#### Input for this task ####

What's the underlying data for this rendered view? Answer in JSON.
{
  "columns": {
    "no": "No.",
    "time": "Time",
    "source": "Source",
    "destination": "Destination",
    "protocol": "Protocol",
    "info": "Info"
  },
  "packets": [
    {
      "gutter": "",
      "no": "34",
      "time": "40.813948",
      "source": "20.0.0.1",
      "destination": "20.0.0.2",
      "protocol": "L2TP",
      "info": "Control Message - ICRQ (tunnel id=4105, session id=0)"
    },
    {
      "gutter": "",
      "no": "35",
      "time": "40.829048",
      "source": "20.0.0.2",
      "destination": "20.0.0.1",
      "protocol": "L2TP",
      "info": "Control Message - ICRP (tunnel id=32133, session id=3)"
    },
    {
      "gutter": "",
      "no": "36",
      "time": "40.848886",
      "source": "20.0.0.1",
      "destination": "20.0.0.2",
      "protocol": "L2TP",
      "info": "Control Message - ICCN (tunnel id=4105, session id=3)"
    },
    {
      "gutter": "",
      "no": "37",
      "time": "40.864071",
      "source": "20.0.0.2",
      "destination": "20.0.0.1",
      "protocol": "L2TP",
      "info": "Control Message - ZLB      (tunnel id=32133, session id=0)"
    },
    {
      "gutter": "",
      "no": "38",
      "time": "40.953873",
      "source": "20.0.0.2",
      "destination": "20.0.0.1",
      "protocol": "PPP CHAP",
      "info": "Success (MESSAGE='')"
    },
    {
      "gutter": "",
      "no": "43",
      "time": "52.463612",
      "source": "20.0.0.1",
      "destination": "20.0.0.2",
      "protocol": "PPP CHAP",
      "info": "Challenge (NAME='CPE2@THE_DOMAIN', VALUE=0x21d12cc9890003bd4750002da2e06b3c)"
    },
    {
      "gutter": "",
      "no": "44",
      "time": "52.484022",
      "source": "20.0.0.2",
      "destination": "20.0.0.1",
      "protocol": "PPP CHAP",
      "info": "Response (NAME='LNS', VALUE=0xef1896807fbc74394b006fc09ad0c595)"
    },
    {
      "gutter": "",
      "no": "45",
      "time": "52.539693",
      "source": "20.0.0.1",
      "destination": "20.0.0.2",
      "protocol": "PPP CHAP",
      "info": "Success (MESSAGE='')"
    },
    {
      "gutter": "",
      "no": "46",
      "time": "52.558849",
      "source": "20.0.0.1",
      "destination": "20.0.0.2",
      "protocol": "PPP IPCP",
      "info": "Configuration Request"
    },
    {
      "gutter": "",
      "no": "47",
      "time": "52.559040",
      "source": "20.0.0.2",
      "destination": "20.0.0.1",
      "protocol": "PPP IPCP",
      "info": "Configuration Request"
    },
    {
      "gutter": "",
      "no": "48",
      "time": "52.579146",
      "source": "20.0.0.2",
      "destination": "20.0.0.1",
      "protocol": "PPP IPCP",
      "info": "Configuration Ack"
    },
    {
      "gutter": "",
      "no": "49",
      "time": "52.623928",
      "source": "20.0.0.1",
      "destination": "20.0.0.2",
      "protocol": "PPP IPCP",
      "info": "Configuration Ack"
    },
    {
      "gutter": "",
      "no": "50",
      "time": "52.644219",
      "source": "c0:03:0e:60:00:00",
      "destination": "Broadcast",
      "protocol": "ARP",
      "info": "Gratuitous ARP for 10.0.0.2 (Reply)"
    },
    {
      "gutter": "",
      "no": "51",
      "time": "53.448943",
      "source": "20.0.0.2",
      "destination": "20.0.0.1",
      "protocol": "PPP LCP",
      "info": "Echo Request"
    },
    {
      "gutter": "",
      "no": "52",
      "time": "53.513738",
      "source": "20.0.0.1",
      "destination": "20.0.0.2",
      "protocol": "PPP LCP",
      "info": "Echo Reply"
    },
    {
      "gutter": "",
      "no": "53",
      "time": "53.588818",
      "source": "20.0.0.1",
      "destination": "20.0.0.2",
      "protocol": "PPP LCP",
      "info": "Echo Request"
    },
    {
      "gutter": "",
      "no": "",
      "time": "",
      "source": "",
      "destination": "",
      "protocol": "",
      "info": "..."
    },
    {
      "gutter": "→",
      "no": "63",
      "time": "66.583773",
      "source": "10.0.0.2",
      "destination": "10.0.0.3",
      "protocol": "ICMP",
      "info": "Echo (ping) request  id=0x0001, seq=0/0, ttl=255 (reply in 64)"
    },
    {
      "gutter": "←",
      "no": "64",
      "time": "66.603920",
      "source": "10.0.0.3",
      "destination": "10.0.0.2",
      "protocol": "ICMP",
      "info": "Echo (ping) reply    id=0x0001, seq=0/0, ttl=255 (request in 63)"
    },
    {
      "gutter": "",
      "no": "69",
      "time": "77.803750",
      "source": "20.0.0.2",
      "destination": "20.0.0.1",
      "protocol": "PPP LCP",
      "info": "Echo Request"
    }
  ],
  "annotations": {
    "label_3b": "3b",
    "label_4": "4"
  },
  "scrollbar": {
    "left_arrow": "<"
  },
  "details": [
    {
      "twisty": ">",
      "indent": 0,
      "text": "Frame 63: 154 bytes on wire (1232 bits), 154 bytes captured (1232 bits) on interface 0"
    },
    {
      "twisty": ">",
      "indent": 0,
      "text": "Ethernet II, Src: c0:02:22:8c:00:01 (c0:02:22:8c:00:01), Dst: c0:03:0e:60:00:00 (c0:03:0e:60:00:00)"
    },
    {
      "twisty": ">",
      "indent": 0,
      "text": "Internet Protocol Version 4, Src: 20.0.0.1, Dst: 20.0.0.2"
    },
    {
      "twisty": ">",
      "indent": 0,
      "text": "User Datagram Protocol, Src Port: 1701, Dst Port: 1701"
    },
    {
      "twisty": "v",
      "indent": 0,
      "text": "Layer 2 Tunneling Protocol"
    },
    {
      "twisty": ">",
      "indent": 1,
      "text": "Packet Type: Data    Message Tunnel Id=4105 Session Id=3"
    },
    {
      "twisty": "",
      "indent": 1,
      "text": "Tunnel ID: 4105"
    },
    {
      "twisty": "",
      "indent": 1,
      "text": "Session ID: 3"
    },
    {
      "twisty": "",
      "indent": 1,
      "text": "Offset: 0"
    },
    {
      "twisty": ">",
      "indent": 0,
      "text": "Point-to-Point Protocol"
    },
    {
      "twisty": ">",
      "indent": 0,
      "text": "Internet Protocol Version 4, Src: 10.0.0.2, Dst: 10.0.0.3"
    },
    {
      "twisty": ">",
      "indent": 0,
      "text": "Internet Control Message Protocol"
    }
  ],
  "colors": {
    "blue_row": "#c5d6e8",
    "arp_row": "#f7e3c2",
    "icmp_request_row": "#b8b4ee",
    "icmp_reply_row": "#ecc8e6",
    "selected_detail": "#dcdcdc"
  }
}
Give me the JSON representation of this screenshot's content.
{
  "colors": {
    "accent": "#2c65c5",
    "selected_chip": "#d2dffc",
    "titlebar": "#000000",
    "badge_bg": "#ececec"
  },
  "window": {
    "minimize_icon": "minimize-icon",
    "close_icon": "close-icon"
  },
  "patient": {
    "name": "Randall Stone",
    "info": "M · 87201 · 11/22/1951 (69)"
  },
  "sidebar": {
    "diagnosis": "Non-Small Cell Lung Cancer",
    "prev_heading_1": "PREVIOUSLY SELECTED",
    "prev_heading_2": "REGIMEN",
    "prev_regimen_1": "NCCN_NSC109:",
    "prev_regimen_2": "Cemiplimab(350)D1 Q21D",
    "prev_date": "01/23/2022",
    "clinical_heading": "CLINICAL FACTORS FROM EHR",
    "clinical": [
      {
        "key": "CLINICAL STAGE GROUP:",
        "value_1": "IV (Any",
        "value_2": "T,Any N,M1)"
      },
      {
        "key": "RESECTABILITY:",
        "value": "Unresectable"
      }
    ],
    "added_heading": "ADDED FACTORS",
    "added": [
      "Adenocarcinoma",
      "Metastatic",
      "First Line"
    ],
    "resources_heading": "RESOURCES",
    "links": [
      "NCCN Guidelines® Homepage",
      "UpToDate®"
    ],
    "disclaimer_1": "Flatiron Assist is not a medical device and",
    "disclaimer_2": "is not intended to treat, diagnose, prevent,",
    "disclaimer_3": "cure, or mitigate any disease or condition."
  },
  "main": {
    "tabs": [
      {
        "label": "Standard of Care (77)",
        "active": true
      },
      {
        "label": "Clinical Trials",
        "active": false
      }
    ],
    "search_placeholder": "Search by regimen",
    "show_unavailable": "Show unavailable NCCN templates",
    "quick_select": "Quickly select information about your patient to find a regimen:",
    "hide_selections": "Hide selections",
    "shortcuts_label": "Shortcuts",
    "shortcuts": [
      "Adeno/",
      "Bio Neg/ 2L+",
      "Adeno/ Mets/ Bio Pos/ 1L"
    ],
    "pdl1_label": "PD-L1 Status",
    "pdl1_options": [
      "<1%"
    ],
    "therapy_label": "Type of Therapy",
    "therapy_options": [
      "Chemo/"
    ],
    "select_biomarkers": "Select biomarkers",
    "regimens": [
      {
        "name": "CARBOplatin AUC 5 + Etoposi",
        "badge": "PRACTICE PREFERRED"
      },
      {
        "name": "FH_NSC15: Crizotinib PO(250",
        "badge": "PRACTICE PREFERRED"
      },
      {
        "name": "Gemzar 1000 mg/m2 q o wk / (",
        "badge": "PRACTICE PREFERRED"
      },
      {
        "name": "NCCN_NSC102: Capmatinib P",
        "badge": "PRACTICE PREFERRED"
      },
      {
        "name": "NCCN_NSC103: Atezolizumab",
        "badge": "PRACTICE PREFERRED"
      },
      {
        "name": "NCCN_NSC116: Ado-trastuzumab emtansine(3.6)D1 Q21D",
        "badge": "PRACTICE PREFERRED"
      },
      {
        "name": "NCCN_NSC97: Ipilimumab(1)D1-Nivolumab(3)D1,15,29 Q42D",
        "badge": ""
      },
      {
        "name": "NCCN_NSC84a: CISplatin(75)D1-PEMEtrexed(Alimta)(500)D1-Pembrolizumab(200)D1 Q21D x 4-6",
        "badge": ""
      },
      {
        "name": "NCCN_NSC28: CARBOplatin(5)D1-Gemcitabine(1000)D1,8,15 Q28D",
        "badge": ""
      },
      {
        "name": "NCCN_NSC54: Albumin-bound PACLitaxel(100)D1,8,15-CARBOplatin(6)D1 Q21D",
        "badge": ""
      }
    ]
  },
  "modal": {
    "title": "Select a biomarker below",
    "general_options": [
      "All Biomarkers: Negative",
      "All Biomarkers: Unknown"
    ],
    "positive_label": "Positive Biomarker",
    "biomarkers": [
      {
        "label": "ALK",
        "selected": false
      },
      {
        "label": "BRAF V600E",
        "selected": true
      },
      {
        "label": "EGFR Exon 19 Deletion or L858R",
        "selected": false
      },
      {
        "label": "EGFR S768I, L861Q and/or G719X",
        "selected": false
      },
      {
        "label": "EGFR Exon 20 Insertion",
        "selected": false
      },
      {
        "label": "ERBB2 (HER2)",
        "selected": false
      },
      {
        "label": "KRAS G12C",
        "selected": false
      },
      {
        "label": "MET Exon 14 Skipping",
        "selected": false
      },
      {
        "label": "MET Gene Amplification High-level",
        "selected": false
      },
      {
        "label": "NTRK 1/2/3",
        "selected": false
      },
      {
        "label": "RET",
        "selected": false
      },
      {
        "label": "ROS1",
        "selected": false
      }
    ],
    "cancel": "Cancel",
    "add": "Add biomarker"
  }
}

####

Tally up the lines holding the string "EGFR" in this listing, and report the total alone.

3